1972 Eisenhower Dollar Clipped Planchet Errors
When a planchet does not properly move and is slightly overlapped with another, a clipped planchet will likely occur. A coin with a chipped planchet will have a portion of the coin cut off. The percentage of the coin that can be clipped is usually mine, but it can, at times, take off a sizable amount of the coin.
1972 Eisenhower Dollar FAQs
What makes a 1972 Eisenhower Dollar rare?
The 1972 Eisenhower Dollar coin is considered a rare coin because it contains silver (silver stopped being used in U.S. coins in 1970), and it was made to be a collector’s item and was available in a limited quantity.
How can I tell if my 1972 Eisenhower Dollar is silver?
If your 1972 Eisenhower dollar was struck at the San Francisco Mint and has an “S” mint mark, you can be sure that this coin does contain silver. It is made of 40% silver and 60% copper. Any other mint mark or no mint mark at all makes it certain that the 1972 Eisenhower dollar does not contain any silver. Some of these coins were composed of 90% silver and 10% copper.
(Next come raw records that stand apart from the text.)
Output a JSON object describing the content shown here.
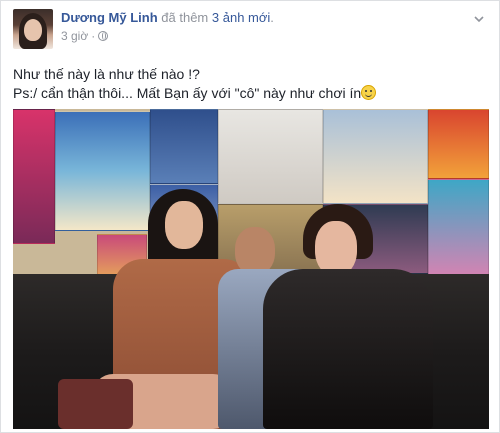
{
  "post": {
    "author": "Dương Mỹ Linh",
    "action_prefix": "đã thêm",
    "action_link": "3 ảnh mới",
    "action_suffix": ".",
    "time": "3 giờ",
    "separator": "·",
    "privacy_icon": "globe-icon",
    "menu_icon": "chevron-down-icon",
    "text_line1": "Như thế này là như thế nào !?",
    "text_line2": "Ps:/ cẩn thận thôi... Mất Bạn ấy với \"cô\" này như chơi ín",
    "emoji_icon": "smiley-icon"
  },
  "colors": {
    "link": "#365899",
    "muted": "#90949c",
    "text": "#1d2129",
    "border": "#dddfe2"
  }
}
Are all 1972 Eisenhower dollars 40% silver?
No, not all 1972 Eisenhower dollars contain 40% silver. The only 1972 Eisenhower silver dollars that contain silver are the coins struck at the San Francisco Mint. In this case, if it is a 1972-S silver dollar, it will partially be made out of silver. Additionally, the 1972 Proof Eisenhower dollar coins were made out of 90% silver.